OTTAWA, O.N. – According to currency strategists, the Canadian dollar’s tight link with the price of oil, which broke down in September, won’t likely see a realignment until after both the American election and a possible interest rate hike by the Federal Reserve.
Canada exports a large amount of oil, hence why our dollar is often referred to as a petro-currency. Despite this, the Canadian dollar weakened to a six-month low of 75.5 cents against the U.S. dollar last Friday, despite OPEC announcing a deal to limit production, lifting the price of oil above US$50 per barrel.
The last time that oil climbed above US$50 a barrel in early June, the dollar was trading at close to 79 cents US.
In an article by Reuters, BMO Capital Markets’ head of global foreign exchange strategy Greg Anderson says that other fundamentals, including the interest rate differential and the Trump premium are part of that.
Republican presidential candidate Donald Trump has said he would renegotiate or scrap the North American Free Trade Agreement if elected, posing a risk to the Canadian economy.
The weaker relationship between the Canadian dollar and oil will continue until after the U.S. election and until the Federal Reserve raises interest rates, said Jack Spitz, managing director of foreign exchange at National Bank Financial.
Markets have priced in about a 70 per cent chance of a Fed hike in December, helping to push the U.S. dollar on Thursday to a seven-month high against a basket of major currencies.
The Bank of Canada is said to be on hold when it comes to changing rates until 2018.

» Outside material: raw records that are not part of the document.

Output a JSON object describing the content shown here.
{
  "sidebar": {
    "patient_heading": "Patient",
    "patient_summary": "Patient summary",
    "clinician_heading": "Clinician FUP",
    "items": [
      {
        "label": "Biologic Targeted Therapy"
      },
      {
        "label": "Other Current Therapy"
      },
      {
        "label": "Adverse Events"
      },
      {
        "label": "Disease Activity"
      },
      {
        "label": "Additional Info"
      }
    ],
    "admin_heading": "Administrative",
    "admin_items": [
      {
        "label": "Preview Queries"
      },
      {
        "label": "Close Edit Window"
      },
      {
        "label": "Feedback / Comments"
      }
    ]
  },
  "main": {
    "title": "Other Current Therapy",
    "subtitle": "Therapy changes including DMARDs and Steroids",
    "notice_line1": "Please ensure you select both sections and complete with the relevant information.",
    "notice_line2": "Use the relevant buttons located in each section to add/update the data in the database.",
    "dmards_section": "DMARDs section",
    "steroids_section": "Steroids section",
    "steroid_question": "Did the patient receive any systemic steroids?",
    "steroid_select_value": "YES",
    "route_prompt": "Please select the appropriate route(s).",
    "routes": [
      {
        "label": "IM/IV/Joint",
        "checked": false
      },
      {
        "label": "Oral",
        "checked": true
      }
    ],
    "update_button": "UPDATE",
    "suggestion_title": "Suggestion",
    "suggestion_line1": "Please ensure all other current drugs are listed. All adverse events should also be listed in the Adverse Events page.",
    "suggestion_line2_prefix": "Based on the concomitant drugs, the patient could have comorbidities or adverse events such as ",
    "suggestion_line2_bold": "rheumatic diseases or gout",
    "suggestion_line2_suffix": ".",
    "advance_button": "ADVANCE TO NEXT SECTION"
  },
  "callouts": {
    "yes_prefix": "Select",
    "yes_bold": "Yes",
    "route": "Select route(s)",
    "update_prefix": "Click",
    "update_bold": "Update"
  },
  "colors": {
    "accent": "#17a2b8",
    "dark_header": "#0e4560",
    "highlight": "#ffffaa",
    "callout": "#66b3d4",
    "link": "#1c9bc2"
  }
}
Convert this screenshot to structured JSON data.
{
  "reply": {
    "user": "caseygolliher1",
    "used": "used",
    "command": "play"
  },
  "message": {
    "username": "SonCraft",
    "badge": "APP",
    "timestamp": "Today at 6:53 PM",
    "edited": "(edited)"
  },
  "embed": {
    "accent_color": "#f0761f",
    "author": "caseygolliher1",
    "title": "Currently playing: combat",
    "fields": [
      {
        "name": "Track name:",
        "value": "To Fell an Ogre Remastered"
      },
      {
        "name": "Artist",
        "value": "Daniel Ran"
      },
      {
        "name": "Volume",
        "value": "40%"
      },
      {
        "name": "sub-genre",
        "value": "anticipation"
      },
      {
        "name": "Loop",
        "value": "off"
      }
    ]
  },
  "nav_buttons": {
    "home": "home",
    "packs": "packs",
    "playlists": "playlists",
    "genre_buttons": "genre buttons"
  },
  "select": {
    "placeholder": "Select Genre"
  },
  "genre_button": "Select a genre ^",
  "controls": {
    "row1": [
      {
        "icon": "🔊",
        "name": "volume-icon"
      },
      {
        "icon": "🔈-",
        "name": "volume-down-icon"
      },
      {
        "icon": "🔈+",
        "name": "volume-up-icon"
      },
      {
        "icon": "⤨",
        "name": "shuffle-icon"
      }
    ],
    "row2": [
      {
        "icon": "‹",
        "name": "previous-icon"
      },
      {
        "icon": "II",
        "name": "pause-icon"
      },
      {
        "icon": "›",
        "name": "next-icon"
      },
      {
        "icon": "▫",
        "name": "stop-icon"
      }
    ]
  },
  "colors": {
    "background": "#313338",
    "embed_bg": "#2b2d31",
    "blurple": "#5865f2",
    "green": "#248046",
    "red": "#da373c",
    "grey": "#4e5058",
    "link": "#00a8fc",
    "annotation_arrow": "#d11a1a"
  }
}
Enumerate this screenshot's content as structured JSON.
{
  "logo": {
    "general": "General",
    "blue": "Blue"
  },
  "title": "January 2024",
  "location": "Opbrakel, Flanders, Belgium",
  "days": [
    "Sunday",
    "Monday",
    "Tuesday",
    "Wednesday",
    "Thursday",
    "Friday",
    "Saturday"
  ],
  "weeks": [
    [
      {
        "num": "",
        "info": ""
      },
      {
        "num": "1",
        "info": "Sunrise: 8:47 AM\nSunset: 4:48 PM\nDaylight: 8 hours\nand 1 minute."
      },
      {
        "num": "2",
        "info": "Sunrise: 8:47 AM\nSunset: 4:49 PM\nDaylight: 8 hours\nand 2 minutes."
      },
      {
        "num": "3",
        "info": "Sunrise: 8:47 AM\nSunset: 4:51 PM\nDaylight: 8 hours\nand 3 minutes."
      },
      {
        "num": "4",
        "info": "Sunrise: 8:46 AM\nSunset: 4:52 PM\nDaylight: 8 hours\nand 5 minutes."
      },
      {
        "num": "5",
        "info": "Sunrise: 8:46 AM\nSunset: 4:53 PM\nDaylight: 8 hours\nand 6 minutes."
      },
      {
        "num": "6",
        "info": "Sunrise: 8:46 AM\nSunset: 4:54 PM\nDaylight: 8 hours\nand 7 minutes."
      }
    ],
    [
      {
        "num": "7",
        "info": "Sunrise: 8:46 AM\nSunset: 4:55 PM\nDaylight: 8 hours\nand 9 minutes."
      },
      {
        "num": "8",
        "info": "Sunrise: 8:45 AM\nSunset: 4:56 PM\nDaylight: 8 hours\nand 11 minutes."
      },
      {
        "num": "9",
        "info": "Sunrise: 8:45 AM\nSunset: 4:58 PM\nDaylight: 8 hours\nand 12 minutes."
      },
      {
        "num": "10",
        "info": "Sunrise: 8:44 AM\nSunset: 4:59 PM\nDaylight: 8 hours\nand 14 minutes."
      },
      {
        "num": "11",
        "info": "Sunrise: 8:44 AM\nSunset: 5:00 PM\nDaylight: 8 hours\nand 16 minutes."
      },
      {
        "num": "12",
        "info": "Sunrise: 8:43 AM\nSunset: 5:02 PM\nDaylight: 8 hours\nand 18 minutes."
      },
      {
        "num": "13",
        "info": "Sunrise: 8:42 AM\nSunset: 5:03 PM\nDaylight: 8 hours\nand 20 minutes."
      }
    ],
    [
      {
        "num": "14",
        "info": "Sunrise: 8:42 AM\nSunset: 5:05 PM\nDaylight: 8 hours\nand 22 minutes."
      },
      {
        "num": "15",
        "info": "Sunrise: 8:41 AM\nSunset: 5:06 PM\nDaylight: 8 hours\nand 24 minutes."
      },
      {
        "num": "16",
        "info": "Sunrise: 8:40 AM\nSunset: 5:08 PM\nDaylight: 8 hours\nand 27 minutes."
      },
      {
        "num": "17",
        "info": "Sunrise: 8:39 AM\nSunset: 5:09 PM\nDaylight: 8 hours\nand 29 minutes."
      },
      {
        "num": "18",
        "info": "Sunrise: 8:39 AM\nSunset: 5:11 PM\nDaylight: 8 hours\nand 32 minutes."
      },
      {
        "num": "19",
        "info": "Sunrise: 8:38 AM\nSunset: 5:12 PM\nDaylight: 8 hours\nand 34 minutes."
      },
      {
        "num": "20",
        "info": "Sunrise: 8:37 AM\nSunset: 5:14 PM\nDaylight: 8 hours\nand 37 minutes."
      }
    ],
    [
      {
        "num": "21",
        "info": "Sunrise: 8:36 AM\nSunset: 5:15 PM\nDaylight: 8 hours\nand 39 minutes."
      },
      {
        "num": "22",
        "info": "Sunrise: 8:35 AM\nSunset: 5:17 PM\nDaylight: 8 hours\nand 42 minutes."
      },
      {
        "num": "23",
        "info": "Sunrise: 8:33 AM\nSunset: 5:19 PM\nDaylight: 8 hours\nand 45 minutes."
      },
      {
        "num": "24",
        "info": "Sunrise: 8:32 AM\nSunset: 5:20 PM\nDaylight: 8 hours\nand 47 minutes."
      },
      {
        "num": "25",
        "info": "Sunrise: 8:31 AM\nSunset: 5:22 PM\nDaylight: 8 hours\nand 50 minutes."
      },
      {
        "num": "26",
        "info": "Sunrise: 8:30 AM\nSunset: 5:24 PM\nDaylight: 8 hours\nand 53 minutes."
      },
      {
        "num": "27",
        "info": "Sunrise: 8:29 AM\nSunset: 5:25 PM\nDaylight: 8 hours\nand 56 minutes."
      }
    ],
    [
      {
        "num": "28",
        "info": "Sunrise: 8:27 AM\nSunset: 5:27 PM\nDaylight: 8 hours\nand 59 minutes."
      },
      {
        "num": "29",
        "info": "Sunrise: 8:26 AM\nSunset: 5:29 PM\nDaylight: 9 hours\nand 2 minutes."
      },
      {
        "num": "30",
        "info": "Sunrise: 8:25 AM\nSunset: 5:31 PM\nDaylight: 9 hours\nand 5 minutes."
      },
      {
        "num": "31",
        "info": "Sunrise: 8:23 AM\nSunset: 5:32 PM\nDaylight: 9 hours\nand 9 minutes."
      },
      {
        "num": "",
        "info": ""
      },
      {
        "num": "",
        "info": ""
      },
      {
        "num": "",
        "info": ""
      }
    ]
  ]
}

Story courtesy The Financial Post/Thomson Reuters: http://business.financialpost.com/news/economy/canadian-dollar-link-to-oil-price-seen-broken-until-after-u-s-election-fed-rate-move?__lsa=81b9-435b.